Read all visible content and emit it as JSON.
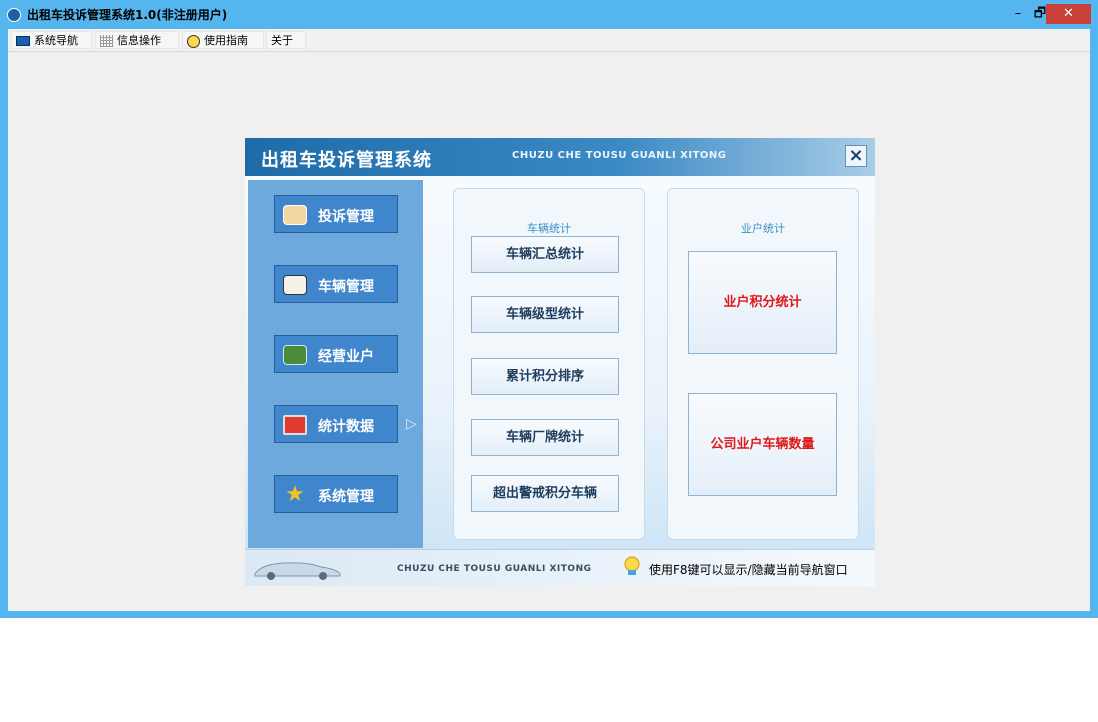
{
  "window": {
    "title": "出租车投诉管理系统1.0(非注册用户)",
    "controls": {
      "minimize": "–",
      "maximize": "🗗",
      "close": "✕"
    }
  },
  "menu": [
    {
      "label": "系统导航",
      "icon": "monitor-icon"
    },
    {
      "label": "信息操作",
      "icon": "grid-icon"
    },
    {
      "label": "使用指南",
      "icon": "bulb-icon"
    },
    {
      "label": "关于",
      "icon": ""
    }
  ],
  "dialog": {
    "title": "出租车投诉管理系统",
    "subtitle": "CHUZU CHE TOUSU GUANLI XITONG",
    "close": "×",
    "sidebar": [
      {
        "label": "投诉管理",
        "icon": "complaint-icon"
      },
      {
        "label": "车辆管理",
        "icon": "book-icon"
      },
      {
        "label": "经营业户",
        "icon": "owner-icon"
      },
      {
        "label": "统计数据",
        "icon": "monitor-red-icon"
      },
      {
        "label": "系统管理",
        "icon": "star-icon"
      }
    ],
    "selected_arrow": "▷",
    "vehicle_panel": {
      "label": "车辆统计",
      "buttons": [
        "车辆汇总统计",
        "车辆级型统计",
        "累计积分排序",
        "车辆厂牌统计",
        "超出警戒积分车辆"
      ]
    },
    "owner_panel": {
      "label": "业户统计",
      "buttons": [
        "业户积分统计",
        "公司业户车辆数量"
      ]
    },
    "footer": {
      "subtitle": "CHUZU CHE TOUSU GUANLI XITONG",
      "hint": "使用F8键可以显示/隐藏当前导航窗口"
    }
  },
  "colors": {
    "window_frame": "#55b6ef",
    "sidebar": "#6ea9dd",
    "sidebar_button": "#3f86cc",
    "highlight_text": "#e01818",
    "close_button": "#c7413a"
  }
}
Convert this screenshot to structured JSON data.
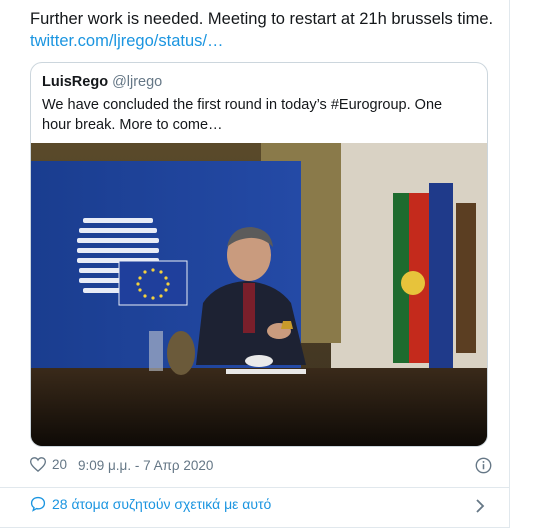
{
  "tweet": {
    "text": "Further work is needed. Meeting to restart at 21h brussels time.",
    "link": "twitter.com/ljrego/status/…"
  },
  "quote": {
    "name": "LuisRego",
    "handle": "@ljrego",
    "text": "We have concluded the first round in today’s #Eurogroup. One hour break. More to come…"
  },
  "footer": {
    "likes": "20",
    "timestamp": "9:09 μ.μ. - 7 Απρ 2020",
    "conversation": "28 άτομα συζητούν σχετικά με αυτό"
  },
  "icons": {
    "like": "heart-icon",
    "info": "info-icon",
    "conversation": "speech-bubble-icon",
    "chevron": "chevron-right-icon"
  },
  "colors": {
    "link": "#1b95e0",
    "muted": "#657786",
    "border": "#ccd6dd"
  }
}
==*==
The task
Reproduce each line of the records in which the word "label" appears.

The completed task
      "label": "系统导航",
      "label": "信息操作",
      "label": "使用指南",
      "label": "关于",
        "label": "投诉管理",
        "label": "车辆管理",
        "label": "经营业户",
        "label": "统计数据",
        "label": "系统管理",
      "label": "车辆统计",
      "label": "业户统计",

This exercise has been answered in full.